• _Work required_
An exact copy of every entry is the required answer.
____________
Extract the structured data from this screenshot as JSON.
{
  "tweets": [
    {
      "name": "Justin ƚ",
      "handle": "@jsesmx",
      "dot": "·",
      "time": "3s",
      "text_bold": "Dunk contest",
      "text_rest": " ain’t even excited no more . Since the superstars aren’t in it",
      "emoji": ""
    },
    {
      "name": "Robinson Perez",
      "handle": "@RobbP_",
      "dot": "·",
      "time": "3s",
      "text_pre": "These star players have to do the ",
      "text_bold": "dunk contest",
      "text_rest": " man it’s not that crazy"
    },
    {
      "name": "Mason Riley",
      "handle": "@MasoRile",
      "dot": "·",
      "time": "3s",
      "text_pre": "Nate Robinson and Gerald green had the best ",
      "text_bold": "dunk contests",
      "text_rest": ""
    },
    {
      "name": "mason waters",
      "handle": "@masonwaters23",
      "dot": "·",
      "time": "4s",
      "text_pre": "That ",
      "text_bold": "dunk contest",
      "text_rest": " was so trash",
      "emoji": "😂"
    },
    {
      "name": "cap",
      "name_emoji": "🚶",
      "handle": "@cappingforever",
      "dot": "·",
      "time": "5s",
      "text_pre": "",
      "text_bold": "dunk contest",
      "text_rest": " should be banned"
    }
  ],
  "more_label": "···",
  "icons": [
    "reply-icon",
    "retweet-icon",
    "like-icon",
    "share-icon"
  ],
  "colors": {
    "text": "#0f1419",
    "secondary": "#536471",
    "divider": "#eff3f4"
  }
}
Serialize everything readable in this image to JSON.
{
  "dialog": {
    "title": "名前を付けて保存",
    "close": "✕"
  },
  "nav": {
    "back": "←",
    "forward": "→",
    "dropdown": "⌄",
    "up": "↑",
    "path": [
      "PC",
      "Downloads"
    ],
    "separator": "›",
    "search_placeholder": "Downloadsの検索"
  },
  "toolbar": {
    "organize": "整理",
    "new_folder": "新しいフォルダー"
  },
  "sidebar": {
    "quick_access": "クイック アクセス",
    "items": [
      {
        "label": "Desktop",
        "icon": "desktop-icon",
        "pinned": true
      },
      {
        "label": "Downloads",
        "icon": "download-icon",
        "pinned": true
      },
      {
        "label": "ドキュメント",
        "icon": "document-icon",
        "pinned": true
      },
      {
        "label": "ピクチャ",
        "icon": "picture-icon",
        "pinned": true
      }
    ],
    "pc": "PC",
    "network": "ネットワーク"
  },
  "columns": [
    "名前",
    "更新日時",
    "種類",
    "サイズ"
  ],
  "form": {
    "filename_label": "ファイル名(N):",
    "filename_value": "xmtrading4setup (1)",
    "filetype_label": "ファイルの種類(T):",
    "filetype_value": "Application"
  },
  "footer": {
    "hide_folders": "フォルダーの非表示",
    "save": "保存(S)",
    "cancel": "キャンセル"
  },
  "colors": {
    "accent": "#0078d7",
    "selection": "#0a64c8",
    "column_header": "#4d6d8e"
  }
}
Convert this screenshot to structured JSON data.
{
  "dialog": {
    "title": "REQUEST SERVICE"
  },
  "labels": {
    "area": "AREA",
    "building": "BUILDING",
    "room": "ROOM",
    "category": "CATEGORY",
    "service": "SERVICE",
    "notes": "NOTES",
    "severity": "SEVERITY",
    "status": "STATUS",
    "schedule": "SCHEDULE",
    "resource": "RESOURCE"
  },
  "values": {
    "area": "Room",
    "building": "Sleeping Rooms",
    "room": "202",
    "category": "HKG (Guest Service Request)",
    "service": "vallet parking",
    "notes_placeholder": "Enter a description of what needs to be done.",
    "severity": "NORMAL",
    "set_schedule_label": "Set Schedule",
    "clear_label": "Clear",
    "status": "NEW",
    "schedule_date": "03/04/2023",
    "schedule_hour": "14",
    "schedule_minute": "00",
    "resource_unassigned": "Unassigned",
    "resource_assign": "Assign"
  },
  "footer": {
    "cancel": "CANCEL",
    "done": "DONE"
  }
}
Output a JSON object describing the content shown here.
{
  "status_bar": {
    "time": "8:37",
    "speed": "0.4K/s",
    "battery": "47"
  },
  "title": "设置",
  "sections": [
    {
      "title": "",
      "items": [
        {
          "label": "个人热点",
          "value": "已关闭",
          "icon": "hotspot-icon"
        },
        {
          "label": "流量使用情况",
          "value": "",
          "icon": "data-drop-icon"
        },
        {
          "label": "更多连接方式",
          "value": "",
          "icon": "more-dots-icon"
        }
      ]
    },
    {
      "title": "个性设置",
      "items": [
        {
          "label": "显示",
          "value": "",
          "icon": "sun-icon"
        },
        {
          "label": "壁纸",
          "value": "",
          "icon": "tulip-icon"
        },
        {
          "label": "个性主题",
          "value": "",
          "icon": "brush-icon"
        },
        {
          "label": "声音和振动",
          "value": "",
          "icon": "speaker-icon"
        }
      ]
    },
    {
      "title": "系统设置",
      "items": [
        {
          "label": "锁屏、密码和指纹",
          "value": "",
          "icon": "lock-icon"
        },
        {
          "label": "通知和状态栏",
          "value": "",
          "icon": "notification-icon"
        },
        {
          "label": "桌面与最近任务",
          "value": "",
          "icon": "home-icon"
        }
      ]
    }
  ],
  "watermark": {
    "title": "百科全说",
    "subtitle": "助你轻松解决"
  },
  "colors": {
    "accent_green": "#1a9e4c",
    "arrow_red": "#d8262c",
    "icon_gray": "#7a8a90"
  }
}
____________
• _Solution for this task_
Extract the structured data from this screenshot as JSON.
{
  "tweets": [
    {
      "name": "Justin ƚ",
      "handle": "@jsesmx",
      "dot": "·",
      "time": "3s",
      "text_bold": "Dunk contest",
      "text_rest": " ain’t even excited no more . Since the superstars aren’t in it",
      "emoji": ""
    },
    {
      "name": "Robinson Perez",
      "handle": "@RobbP_",
      "dot": "·",
      "time": "3s",
      "text_pre": "These star players have to do the ",
      "text_bold": "dunk contest",
      "text_rest": " man it’s not that crazy"
    },
    {
      "name": "Mason Riley",
      "handle": "@MasoRile",
      "dot": "·",
      "time": "3s",
      "text_pre": "Nate Robinson and Gerald green had the best ",
      "text_bold": "dunk contests",
      "text_rest": ""
    },
    {
      "name": "mason waters",
      "handle": "@masonwaters23",
      "dot": "·",
      "time": "4s",
      "text_pre": "That ",
      "text_bold": "dunk contest",
      "text_rest": " was so trash",
      "emoji": "😂"
    },
    {
      "name": "cap",
      "name_emoji": "🚶",
      "handle": "@cappingforever",
      "dot": "·",
      "time": "5s",
      "text_pre": "",
      "text_bold": "dunk contest",
      "text_rest": " should be banned"
    }
  ],
  "more_label": "···",
  "icons": [
    "reply-icon",
    "retweet-icon",
    "like-icon",
    "share-icon"
  ],
  "colors": {
    "text": "#0f1419",
    "secondary": "#536471",
    "divider": "#eff3f4"
  }
}
Serialize everything readable in this image to JSON.
{
  "dialog": {
    "title": "名前を付けて保存",
    "close": "✕"
  },
  "nav": {
    "back": "←",
    "forward": "→",
    "dropdown": "⌄",
    "up": "↑",
    "path": [
      "PC",
      "Downloads"
    ],
    "separator": "›",
    "search_placeholder": "Downloadsの検索"
  },
  "toolbar": {
    "organize": "整理",
    "new_folder": "新しいフォルダー"
  },
  "sidebar": {
    "quick_access": "クイック アクセス",
    "items": [
      {
        "label": "Desktop",
        "icon": "desktop-icon",
        "pinned": true
      },
      {
        "label": "Downloads",
        "icon": "download-icon",
        "pinned": true
      },
      {
        "label": "ドキュメント",
        "icon": "document-icon",
        "pinned": true
      },
      {
        "label": "ピクチャ",
        "icon": "picture-icon",
        "pinned": true
      }
    ],
    "pc": "PC",
    "network": "ネットワーク"
  },
  "columns": [
    "名前",
    "更新日時",
    "種類",
    "サイズ"
  ],
  "form": {
    "filename_label": "ファイル名(N):",
    "filename_value": "xmtrading4setup (1)",
    "filetype_label": "ファイルの種類(T):",
    "filetype_value": "Application"
  },
  "footer": {
    "hide_folders": "フォルダーの非表示",
    "save": "保存(S)",
    "cancel": "キャンセル"
  },
  "colors": {
    "accent": "#0078d7",
    "selection": "#0a64c8",
    "column_header": "#4d6d8e"
  }
}
Convert this screenshot to structured JSON data.
{
  "dialog": {
    "title": "REQUEST SERVICE"
  },
  "labels": {
    "area": "AREA",
    "building": "BUILDING",
    "room": "ROOM",
    "category": "CATEGORY",
    "service": "SERVICE",
    "notes": "NOTES",
    "severity": "SEVERITY",
    "status": "STATUS",
    "schedule": "SCHEDULE",
    "resource": "RESOURCE"
  },
  "values": {
    "area": "Room",
    "building": "Sleeping Rooms",
    "room": "202",
    "category": "HKG (Guest Service Request)",
    "service": "vallet parking",
    "notes_placeholder": "Enter a description of what needs to be done.",
    "severity": "NORMAL",
    "set_schedule_label": "Set Schedule",
    "clear_label": "Clear",
    "status": "NEW",
    "schedule_date": "03/04/2023",
    "schedule_hour": "14",
    "schedule_minute": "00",
    "resource_unassigned": "Unassigned",
    "resource_assign": "Assign"
  },
  "footer": {
    "cancel": "CANCEL",
    "done": "DONE"
  }
}
Output a JSON object describing the content shown here.
{
  "status_bar": {
    "time": "8:37",
    "speed": "0.4K/s",
    "battery": "47"
  },
  "title": "设置",
  "sections": [
    {
      "title": "",
      "items": [
        {
          "label": "个人热点",
          "value": "已关闭",
          "icon": "hotspot-icon"
        },
        {
          "label": "流量使用情况",
          "value": "",
          "icon": "data-drop-icon"
        },
        {
          "label": "更多连接方式",
          "value": "",
          "icon": "more-dots-icon"
        }
      ]
    },
    {
      "title": "个性设置",
      "items": [
        {
          "label": "显示",
          "value": "",
          "icon": "sun-icon"
        },
        {
          "label": "壁纸",
          "value": "",
          "icon": "tulip-icon"
        },
        {
          "label": "个性主题",
          "value": "",
          "icon": "brush-icon"
        },
        {
          "label": "声音和振动",
          "value": "",
          "icon": "speaker-icon"
        }
      ]
    },
    {
      "title": "系统设置",
      "items": [
        {
          "label": "锁屏、密码和指纹",
          "value": "",
          "icon": "lock-icon"
        },
        {
          "label": "通知和状态栏",
          "value": "",
          "icon": "notification-icon"
        },
        {
          "label": "桌面与最近任务",
          "value": "",
          "icon": "home-icon"
        }
      ]
    }
  ],
  "watermark": {
    "title": "百科全说",
    "subtitle": "助你轻松解决"
  },
  "colors": {
    "accent_green": "#1a9e4c",
    "arrow_red": "#d8262c",
    "icon_gray": "#7a8a90"
  }
}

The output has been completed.